* [Aim of the exercise]: Look through the listing and report every line that has "label" in it.

* [Provided records]:
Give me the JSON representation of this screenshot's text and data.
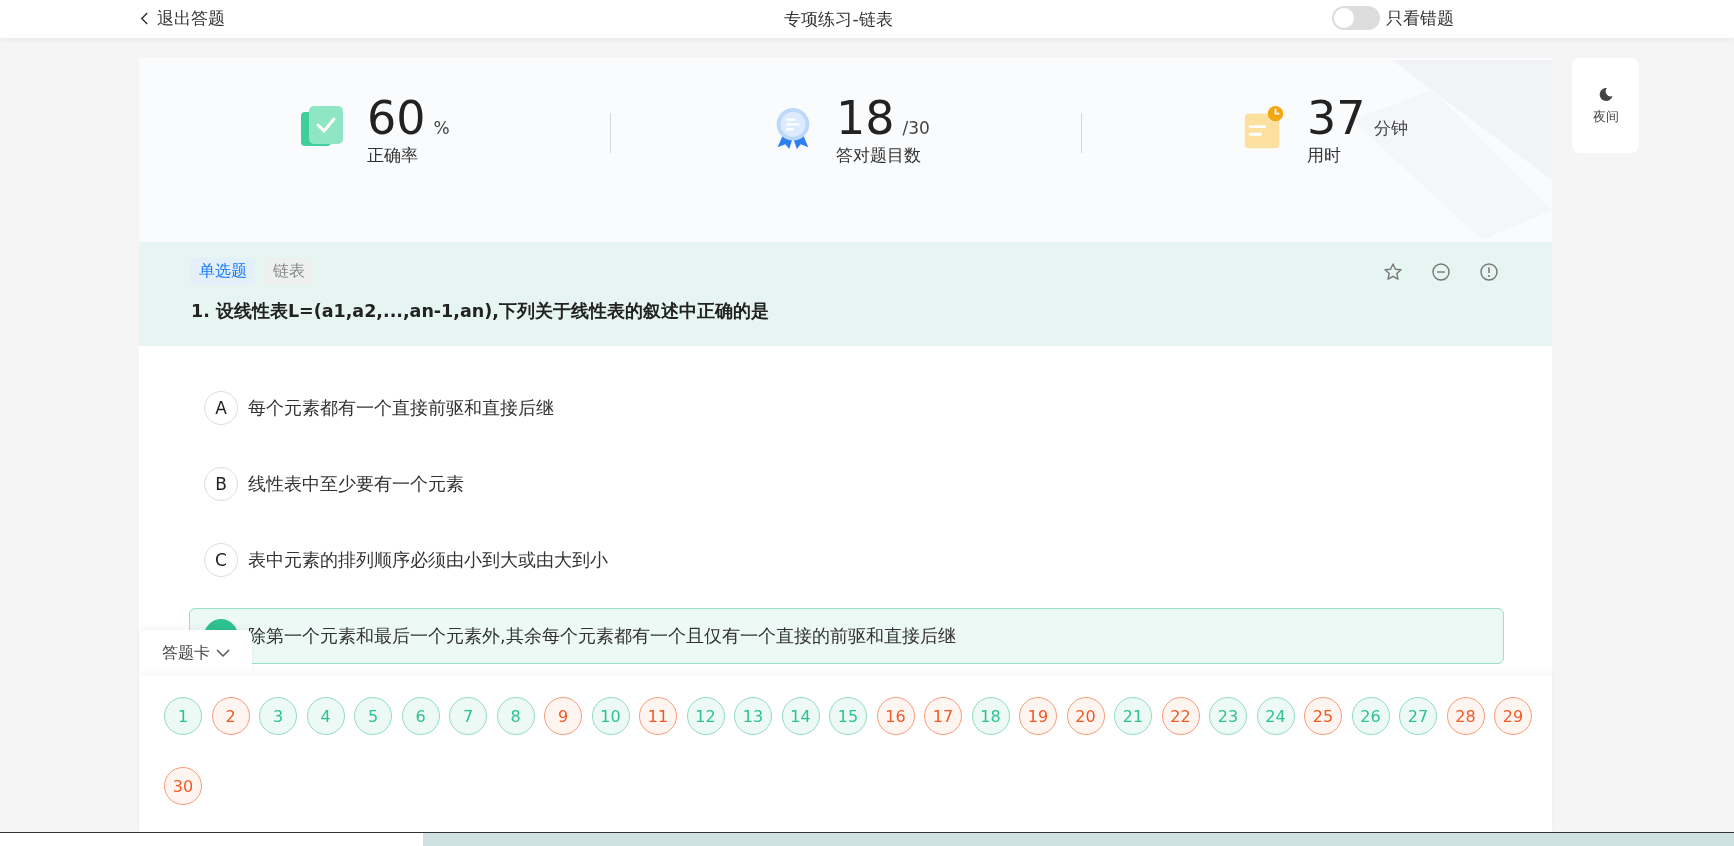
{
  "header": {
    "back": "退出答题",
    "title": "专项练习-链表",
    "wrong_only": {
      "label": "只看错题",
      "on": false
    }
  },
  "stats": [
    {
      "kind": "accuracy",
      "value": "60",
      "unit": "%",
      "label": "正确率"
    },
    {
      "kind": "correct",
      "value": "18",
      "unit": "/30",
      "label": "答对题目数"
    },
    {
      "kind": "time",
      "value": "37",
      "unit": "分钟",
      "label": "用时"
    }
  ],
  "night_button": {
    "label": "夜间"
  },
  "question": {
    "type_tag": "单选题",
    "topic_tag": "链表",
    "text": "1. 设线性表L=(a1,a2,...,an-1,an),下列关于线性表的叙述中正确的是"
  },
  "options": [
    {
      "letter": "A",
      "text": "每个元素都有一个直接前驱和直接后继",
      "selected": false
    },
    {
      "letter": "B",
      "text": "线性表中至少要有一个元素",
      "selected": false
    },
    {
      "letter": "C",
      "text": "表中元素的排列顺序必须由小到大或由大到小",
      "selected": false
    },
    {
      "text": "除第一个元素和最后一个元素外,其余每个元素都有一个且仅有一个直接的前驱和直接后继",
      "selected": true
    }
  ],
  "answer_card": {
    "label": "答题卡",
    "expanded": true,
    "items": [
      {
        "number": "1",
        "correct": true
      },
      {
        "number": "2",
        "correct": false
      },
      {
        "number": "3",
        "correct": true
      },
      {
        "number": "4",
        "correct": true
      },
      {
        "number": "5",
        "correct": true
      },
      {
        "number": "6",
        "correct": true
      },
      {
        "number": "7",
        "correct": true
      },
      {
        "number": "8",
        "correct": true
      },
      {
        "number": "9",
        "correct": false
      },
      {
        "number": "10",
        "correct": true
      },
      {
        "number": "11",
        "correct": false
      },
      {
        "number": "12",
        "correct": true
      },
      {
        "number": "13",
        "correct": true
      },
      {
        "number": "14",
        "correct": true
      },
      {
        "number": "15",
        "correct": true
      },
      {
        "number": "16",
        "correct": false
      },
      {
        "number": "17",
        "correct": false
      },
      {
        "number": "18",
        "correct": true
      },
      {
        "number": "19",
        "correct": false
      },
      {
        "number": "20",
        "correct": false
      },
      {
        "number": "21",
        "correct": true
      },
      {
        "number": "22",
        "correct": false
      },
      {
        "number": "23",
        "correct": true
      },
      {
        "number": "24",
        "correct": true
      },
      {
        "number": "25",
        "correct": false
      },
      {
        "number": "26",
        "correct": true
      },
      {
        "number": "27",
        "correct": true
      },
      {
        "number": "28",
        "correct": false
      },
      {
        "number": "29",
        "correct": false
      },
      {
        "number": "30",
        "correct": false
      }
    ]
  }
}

* [Written solution]:
      "label": "只看错题",
      "label": "正确率"
      "label": "答对题目数"
      "label": "用时"
    "label": "夜间"
    "label": "答题卡",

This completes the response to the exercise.